But not all business is at a standstill. Govt of India is going to import 20,000 tonnes of currency paper from 9 companies of Europe and Russia in order to print notes. (IE, Dec. 12, 2016) These include a German company which was blacklisted earlier. This import is thus far higher than the approx. 8000 tonnes imported in the current year. So the Govt. is doling out work to foreign companies. Also delighting are Paytm (major shareholders are Alibaba of China and its affiliate Ant Financial, Silicon Valley Bank, Reliance and others. Yahoo and Japanese MNC Softbank are the major shareholders of Alibaba) and Reliance with all the work pouring their way as are Amazon (US ) and other e-com companies which rely on pre-payments. Because now we know that the real slogan is not no black money but ‘use plastic money’. Use plastic money in a country with none to poor internet connectivity, with frequent shut down of internet services in areas of struggle (In Kashmir, for instance, which Central Govt. asserts is irrevocably part of India) or in Tamil Nadu where a natural calamity like Cyclone Vardah knocked out internet services and with rampant poverty and illiteracy. The probable idea is that the poor anyway need to buy nothing from the market. In all the hullabo and the peasants facing cash crunch endangering the rabi crop, the Central Govt. has quietly totally lifted import subsidies on foreign wheat, thus spelling ruin for the indigenous crop. Anyway the Govt. of Modi is boasting and dancing about plastic money being the issue because already bundles and bundles of new money are being recovered from bank officials and BJP activists throughout the country, counterfeit new notes of 2000 denomination have been recovered in lakhs, so the country is bound to see beyond the false propaganda that the ‘counterfeit money of terrorists will stop’ sooner than later.

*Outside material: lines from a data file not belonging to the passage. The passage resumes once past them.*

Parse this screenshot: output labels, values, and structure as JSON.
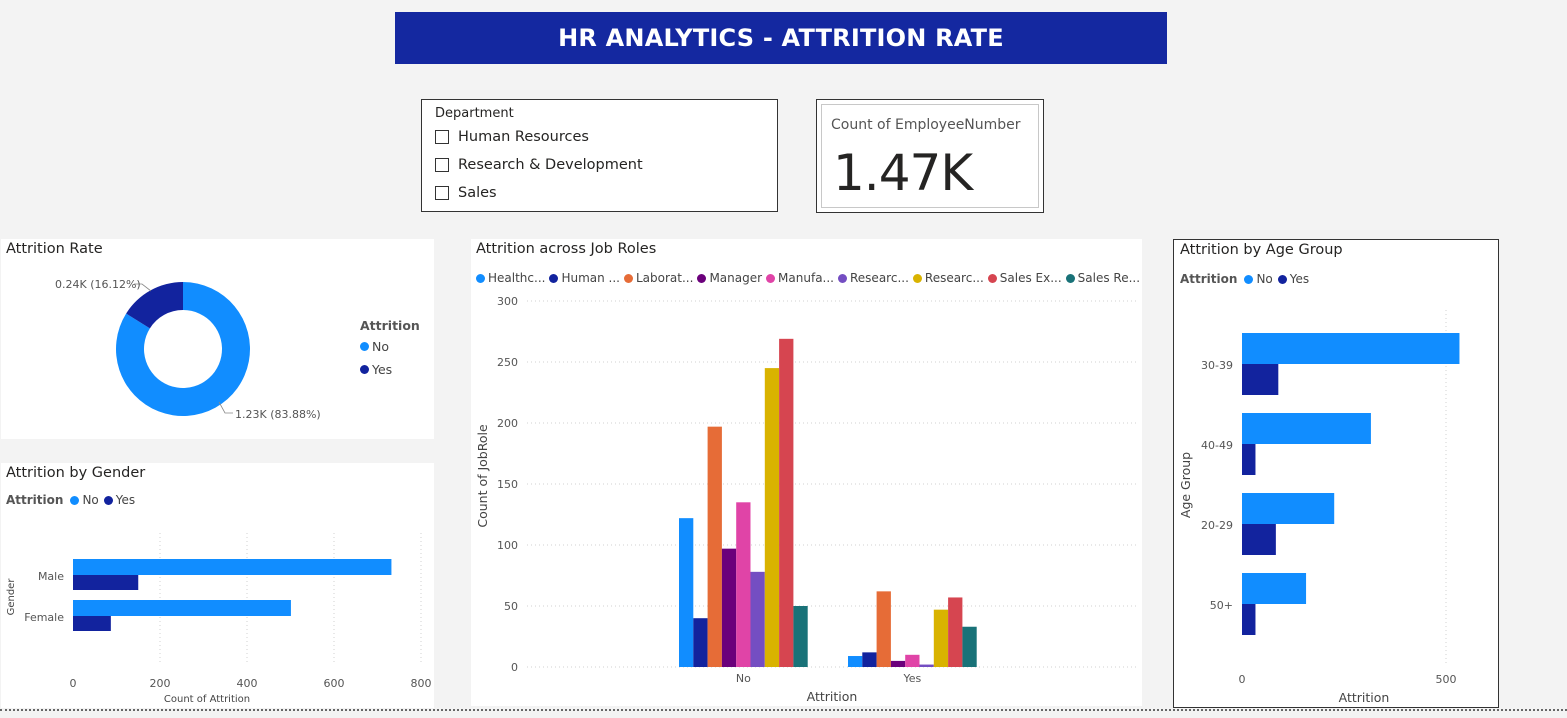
{
  "header": {
    "title": "HR ANALYTICS - ATTRITION RATE"
  },
  "colors": {
    "banner": "#1428a0",
    "no": "#118dff",
    "yes": "#12239e"
  },
  "department_slicer": {
    "title": "Department",
    "options": [
      {
        "label": "Human Resources",
        "checked": false
      },
      {
        "label": "Research & Development",
        "checked": false
      },
      {
        "label": "Sales",
        "checked": false
      }
    ]
  },
  "kpi_card": {
    "label": "Count of EmployeeNumber",
    "value": "1.47K"
  },
  "attrition_rate": {
    "title": "Attrition Rate",
    "legend_title": "Attrition",
    "legend": [
      "No",
      "Yes"
    ],
    "labels": {
      "no": "1.23K (83.88%)",
      "yes": "0.24K (16.12%)"
    }
  },
  "attrition_gender": {
    "title": "Attrition by Gender",
    "legend_title": "Attrition",
    "legend": [
      "No",
      "Yes"
    ]
  },
  "attrition_job_roles": {
    "title": "Attrition across Job Roles",
    "legend": [
      "Healthc...",
      "Human ...",
      "Laborat...",
      "Manager",
      "Manufa...",
      "Researc...",
      "Researc...",
      "Sales Ex...",
      "Sales Re..."
    ]
  },
  "attrition_age": {
    "title": "Attrition by Age Group",
    "legend_title": "Attrition",
    "legend": [
      "No",
      "Yes"
    ]
  },
  "chart_data": [
    {
      "type": "pie",
      "title": "Attrition Rate",
      "categories": [
        "No",
        "Yes"
      ],
      "values": [
        1233,
        237
      ],
      "colors": [
        "#118dff",
        "#12239e"
      ],
      "legend_position": "right"
    },
    {
      "type": "bar",
      "orientation": "horizontal",
      "title": "Attrition by Gender",
      "categories": [
        "Male",
        "Female"
      ],
      "series": [
        {
          "name": "No",
          "values": [
            732,
            501
          ],
          "color": "#118dff"
        },
        {
          "name": "Yes",
          "values": [
            150,
            87
          ],
          "color": "#12239e"
        }
      ],
      "xlabel": "Count of Attrition",
      "ylabel": "Gender",
      "xlim": [
        0,
        800
      ],
      "xticks": [
        0,
        200,
        400,
        600,
        800
      ],
      "legend_position": "top-left"
    },
    {
      "type": "bar",
      "title": "Attrition across Job Roles",
      "categories": [
        "No",
        "Yes"
      ],
      "series": [
        {
          "name": "Healthc...",
          "values": [
            122,
            9
          ],
          "color": "#118dff"
        },
        {
          "name": "Human ...",
          "values": [
            40,
            12
          ],
          "color": "#12239e"
        },
        {
          "name": "Laborat...",
          "values": [
            197,
            62
          ],
          "color": "#e66c37"
        },
        {
          "name": "Manager",
          "values": [
            97,
            5
          ],
          "color": "#6b007b"
        },
        {
          "name": "Manufa...",
          "values": [
            135,
            10
          ],
          "color": "#e044a7"
        },
        {
          "name": "Researc...",
          "values": [
            78,
            2
          ],
          "color": "#744ec2"
        },
        {
          "name": "Researc...",
          "values": [
            245,
            47
          ],
          "color": "#d9b300"
        },
        {
          "name": "Sales Ex...",
          "values": [
            269,
            57
          ],
          "color": "#d64550"
        },
        {
          "name": "Sales Re...",
          "values": [
            50,
            33
          ],
          "color": "#197278"
        }
      ],
      "xlabel": "Attrition",
      "ylabel": "Count of JobRole",
      "ylim": [
        0,
        300
      ],
      "yticks": [
        0,
        50,
        100,
        150,
        200,
        250,
        300
      ],
      "grid": true,
      "legend_position": "top"
    },
    {
      "type": "bar",
      "orientation": "horizontal",
      "title": "Attrition by Age Group",
      "categories": [
        "30-39",
        "40-49",
        "20-29",
        "50+"
      ],
      "series": [
        {
          "name": "No",
          "values": [
            533,
            316
          ],
          "color": "#118dff"
        },
        {
          "name": "Yes",
          "values": [
            89,
            33
          ],
          "color": "#12239e"
        }
      ],
      "series_full": [
        {
          "name": "No",
          "values": [
            533,
            316,
            226,
            157
          ]
        },
        {
          "name": "Yes",
          "values": [
            89,
            33,
            83,
            33
          ]
        }
      ],
      "xlabel": "Attrition",
      "ylabel": "Age Group",
      "xlim": [
        0,
        550
      ],
      "xticks": [
        0,
        500
      ],
      "legend_position": "top-left"
    }
  ]
}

The working class of India must look beyond the obvious, must look beyond the propaganda of the Central Govt. This Govt. is snatching jobs now invoking patriotism and a major reason is that it could not force changes in labour laws earlier also because of the fight put up by the working class. The economic downturn in the world makes the needs of imperialists for loot much more severe and Modi Govt. is out to bleed India dry for them. The effects of this demonetization will be far reaching for the economy, for production in small and middle scale industries in India. We must unite with those democratic forces calling for a recall of this decision. Working class must demand that the names of those who have bled India’s banks dry in NPAs should be made public. Working class must demand that the money stashed in foreign banks and accounts, in estates and gold, all of which is money out of the production process in India and the real black money, be brought back immediately. We must demand that all should have the right to withdraw freely from their bank accounts and the banks must tell the people to whom they lend. It should be made compulsory that all the excess taxes collected now be given in loans to peasantry and small business alone in order to revive production. Trade unions must come out to help workers decipher how the Modi govt. has attacked them, while all the time creating circumstances where sometimes the owner and at other times the bank manager appears as the main enemy. The trade unions must lead the working class to fight back and expose the true intentions of the Modi Govt. Of course for this it is necessary that they not only be willing to expose the pro corporate pro imperialist policies of this Govt. but also to lead the workers to fight these policies too.